TRY IT: Using the records below, count the lines with "ucesb" in them. Give the number only.

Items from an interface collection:
━━━━
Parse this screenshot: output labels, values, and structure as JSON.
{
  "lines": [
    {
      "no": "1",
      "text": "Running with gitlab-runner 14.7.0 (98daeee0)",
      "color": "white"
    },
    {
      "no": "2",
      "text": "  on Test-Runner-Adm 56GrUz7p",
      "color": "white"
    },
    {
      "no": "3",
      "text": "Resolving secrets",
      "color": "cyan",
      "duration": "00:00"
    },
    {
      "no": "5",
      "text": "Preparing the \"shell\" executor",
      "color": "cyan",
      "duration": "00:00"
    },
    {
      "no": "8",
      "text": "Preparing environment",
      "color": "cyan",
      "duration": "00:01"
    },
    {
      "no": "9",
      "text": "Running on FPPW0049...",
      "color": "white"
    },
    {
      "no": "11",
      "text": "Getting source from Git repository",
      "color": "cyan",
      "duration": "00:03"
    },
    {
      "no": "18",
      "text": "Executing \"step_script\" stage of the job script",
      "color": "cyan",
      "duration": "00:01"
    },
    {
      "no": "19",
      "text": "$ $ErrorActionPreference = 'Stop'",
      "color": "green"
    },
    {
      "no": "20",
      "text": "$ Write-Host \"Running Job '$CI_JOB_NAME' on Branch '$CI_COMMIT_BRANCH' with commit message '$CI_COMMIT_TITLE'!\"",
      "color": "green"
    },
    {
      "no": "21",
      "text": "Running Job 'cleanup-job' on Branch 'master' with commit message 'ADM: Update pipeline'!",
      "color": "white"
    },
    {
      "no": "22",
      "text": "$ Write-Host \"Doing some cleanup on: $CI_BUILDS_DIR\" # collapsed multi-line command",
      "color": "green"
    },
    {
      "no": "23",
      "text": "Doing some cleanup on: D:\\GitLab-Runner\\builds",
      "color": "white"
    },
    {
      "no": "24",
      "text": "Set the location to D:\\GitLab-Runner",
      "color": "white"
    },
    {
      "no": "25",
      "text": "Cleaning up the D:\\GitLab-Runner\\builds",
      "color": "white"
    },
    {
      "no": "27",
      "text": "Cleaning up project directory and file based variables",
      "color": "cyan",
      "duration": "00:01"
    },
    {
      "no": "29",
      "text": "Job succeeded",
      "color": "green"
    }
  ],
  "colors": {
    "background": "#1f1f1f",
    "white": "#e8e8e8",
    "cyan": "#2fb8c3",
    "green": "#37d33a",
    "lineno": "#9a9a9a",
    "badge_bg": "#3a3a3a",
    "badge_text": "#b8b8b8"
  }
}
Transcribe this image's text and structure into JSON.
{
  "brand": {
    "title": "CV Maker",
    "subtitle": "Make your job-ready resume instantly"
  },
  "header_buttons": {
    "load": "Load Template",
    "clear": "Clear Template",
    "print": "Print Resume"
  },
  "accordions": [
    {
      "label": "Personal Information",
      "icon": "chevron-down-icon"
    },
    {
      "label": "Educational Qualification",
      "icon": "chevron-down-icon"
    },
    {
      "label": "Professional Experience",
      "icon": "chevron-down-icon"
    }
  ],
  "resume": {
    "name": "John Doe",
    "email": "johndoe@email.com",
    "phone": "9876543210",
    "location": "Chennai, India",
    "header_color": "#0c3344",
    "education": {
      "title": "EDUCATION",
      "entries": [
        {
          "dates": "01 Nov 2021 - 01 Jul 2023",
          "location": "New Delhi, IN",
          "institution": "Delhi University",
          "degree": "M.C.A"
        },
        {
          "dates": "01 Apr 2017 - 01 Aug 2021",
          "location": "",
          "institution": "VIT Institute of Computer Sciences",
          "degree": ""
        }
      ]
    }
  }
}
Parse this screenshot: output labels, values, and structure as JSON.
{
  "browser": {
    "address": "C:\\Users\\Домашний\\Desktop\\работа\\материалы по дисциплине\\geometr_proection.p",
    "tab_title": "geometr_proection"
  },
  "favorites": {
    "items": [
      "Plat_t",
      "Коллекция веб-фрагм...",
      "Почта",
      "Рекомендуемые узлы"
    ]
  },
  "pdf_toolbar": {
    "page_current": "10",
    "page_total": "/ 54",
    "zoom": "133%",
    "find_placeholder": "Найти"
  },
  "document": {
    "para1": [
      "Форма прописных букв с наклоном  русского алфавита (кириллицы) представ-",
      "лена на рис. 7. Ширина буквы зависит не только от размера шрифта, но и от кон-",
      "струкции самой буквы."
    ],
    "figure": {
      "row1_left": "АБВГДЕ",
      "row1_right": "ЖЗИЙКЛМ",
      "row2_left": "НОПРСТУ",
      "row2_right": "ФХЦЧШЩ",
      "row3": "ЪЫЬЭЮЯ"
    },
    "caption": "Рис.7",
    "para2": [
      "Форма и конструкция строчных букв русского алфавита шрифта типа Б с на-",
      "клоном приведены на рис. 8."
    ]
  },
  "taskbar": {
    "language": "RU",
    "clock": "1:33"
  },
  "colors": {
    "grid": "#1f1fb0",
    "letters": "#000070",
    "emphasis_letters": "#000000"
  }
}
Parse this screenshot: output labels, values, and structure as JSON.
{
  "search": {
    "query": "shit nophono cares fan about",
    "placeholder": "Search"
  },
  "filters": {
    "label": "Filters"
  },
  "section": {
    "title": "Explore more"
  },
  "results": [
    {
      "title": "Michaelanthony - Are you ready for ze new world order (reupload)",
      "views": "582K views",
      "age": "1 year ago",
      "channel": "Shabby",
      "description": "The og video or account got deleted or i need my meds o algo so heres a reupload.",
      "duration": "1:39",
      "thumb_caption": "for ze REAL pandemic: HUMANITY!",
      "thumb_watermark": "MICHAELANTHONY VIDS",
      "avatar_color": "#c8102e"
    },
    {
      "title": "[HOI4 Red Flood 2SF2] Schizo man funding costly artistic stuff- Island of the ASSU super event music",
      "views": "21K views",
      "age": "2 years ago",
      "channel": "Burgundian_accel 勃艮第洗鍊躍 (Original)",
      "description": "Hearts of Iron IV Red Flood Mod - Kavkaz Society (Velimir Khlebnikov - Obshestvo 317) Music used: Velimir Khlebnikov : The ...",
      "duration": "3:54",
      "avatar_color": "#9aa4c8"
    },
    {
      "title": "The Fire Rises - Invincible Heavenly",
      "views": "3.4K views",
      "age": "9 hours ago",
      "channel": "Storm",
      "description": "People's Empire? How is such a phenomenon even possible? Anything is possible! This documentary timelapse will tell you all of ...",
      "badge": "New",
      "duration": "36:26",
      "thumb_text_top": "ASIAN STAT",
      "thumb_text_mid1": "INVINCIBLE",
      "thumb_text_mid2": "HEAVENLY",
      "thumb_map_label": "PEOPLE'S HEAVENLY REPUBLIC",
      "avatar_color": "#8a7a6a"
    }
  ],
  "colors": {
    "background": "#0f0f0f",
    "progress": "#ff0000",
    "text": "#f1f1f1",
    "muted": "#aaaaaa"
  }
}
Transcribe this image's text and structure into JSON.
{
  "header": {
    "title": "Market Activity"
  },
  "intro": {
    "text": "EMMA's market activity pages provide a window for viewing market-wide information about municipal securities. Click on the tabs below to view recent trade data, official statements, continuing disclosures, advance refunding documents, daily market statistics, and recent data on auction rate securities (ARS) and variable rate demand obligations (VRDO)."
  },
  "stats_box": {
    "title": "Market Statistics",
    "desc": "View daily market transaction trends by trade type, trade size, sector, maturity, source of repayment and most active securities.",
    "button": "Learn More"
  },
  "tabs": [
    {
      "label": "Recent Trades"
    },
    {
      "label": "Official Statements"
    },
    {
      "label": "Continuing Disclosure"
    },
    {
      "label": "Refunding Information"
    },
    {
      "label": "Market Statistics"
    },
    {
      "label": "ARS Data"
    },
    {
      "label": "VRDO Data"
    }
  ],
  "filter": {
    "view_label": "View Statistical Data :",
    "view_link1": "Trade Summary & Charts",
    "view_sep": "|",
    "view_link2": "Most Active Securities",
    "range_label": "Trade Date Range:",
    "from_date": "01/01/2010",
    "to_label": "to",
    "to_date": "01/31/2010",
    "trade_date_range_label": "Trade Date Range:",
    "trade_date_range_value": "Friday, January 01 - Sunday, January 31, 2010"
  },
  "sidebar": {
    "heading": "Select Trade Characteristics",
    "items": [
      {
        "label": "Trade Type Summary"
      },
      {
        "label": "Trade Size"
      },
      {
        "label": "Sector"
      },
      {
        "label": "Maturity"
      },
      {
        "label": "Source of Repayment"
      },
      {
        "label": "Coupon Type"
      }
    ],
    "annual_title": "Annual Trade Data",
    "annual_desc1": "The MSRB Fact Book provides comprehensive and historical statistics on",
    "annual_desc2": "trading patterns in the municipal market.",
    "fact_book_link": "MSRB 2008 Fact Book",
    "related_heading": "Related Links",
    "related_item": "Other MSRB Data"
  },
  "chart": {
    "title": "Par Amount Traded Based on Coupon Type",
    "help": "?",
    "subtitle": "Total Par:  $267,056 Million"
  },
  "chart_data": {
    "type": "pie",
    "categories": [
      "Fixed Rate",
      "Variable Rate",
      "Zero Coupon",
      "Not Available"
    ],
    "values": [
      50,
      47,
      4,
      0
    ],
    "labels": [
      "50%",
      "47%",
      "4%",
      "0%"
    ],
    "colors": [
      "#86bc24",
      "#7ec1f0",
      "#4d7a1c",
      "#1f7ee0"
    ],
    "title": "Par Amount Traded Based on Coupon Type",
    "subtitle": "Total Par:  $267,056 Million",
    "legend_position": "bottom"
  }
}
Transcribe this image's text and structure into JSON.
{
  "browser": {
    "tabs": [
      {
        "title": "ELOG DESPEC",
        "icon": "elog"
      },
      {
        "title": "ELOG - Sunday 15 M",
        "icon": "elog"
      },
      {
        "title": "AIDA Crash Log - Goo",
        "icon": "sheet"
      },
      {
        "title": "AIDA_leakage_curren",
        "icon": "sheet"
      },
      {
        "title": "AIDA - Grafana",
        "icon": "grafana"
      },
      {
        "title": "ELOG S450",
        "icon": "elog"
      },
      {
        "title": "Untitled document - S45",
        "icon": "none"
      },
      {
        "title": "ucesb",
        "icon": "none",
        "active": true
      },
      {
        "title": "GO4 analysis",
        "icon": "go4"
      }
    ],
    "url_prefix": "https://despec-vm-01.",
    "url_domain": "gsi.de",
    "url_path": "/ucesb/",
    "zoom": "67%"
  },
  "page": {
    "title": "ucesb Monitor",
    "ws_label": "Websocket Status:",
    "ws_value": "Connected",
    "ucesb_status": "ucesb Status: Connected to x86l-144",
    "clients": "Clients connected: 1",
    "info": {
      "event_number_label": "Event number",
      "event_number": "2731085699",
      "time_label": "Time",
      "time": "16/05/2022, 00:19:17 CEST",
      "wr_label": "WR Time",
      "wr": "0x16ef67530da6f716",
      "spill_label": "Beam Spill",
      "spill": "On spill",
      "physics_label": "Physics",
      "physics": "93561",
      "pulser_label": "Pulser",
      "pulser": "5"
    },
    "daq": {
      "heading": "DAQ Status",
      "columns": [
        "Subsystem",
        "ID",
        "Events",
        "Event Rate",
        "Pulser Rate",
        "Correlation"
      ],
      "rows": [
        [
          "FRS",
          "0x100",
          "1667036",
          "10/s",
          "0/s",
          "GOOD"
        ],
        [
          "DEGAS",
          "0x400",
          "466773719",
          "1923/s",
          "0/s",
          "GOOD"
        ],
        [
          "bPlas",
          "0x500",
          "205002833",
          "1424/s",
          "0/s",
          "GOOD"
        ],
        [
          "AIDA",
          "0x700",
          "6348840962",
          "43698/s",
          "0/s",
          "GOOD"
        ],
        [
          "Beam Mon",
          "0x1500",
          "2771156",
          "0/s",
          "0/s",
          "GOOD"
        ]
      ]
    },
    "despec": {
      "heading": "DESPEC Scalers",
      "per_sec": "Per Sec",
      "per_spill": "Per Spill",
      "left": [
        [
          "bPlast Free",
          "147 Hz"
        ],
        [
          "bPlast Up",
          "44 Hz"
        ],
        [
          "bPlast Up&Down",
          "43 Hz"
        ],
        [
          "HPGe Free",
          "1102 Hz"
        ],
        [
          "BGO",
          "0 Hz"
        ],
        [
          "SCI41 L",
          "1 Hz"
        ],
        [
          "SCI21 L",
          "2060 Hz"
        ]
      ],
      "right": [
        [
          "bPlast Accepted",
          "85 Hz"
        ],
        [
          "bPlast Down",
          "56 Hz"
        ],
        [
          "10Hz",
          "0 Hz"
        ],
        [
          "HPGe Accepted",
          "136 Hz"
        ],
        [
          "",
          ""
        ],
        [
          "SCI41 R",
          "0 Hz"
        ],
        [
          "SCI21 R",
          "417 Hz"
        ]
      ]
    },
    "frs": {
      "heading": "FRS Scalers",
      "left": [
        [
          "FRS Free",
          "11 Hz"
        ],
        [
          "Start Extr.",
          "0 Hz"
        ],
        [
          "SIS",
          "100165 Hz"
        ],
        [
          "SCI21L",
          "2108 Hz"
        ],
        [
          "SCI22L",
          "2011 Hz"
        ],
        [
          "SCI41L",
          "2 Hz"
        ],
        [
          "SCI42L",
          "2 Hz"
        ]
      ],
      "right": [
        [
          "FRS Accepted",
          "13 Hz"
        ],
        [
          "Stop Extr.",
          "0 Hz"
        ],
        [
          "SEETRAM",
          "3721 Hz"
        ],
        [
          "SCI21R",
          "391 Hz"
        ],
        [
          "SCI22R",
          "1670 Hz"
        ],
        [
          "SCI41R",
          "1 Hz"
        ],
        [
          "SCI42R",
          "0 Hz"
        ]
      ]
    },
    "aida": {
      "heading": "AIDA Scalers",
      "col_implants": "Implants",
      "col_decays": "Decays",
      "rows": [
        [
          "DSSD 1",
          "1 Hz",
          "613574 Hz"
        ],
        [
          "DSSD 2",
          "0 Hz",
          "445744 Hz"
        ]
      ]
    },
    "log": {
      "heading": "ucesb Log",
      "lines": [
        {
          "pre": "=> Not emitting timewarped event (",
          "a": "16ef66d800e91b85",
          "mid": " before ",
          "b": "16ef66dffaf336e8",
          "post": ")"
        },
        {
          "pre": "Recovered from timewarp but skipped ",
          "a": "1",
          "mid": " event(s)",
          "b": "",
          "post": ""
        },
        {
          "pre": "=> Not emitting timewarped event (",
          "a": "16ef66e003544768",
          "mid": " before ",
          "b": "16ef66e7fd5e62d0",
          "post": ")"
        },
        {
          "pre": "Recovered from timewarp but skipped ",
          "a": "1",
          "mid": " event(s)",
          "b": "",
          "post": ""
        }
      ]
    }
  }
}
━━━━
ANSWER FOR THE TASK: 5